The difference between marriage duration of women with total mean score of the MSPSS and mean score of its subscale "friend" was found to be statistically significant (p<0.05). As the marriage age increases, the perceived social support decreases-similar results were also found in the study conducted by Eren (
The difference between women’s infertility periods and total mean scores of the MSPSS was found to be statistically significant (p<0.05). Similarly, Kus’s study also observed that the difference between the elapsed time following the diagnosis of infertility and total mean scores of MSPSS was statistically significant (
In consequence of this study, it is observed that as the women’s perceived social support decreases, their mean scores of depression increase. The recommendations made in line with results of the study are:
Informing midwives and nurses about the problems experienced by infertile women and interventions aimed at these problems through in-service training programs is important.
Enabling midwives and nurses to examine the social support mechanisms of women diagnosed with infertility, helping them to use the support involved in family and other social support systems positively, as well as making interventions that strengthen the social support systems of individuals with insufficient support, will improve overall care outcomes.
Evaluating the infertile woman both gynaecologically and psychologically, and providing her with contact with a psychologist or psychiatrist when required, can improve psychological health.Infertile women would benefit from close follow up in terms of depression risk.

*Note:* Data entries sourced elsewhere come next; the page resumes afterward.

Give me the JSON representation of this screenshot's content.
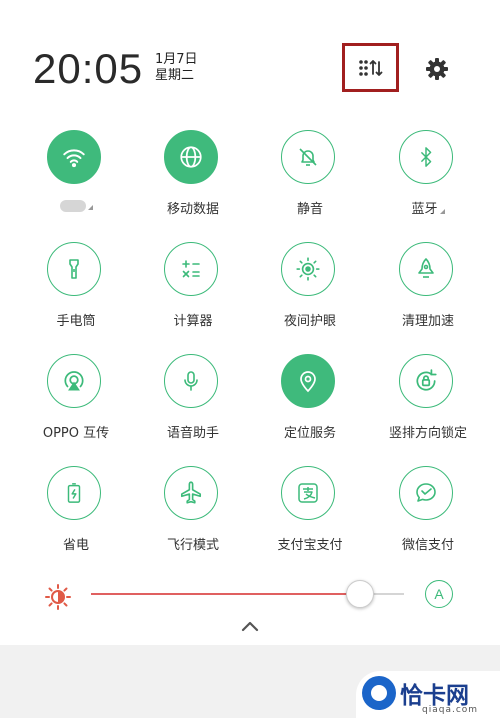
{
  "status": {
    "time": "20:05",
    "date": "1月7日",
    "weekday": "星期二"
  },
  "header": {
    "edit_icon": "grid-sort-icon",
    "settings_icon": "gear-icon"
  },
  "accent_color": "#3fba7c",
  "highlight_color": "#a11f1f",
  "tiles": [
    {
      "label": "",
      "icon": "wifi-icon",
      "active": true
    },
    {
      "label": "移动数据",
      "icon": "globe-icon",
      "active": true
    },
    {
      "label": "静音",
      "icon": "bell-mute-icon",
      "active": false
    },
    {
      "label": "蓝牙",
      "icon": "bluetooth-icon",
      "active": false
    },
    {
      "label": "手电筒",
      "icon": "flashlight-icon",
      "active": false
    },
    {
      "label": "计算器",
      "icon": "calculator-icon",
      "active": false
    },
    {
      "label": "夜间护眼",
      "icon": "eye-protection-icon",
      "active": false
    },
    {
      "label": "清理加速",
      "icon": "rocket-icon",
      "active": false
    },
    {
      "label": "OPPO 互传",
      "icon": "share-icon",
      "active": false
    },
    {
      "label": "语音助手",
      "icon": "microphone-icon",
      "active": false
    },
    {
      "label": "定位服务",
      "icon": "location-icon",
      "active": true
    },
    {
      "label": "竖排方向锁定",
      "icon": "rotation-lock-icon",
      "active": false
    },
    {
      "label": "省电",
      "icon": "battery-icon",
      "active": false
    },
    {
      "label": "飞行模式",
      "icon": "airplane-icon",
      "active": false
    },
    {
      "label": "支付宝支付",
      "icon": "alipay-icon",
      "active": false
    },
    {
      "label": "微信支付",
      "icon": "wechat-pay-icon",
      "active": false
    }
  ],
  "brightness": {
    "level": 0.87,
    "auto_label": "A"
  },
  "watermark": {
    "title": "恰卡网",
    "url": "qiaqa.com"
  }
}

By conducting comparative studies in groups where pregnancy is achieved or not achieved as a result of the treatment would help to determine the explicit effect of the perceived social support on depression in infertile women.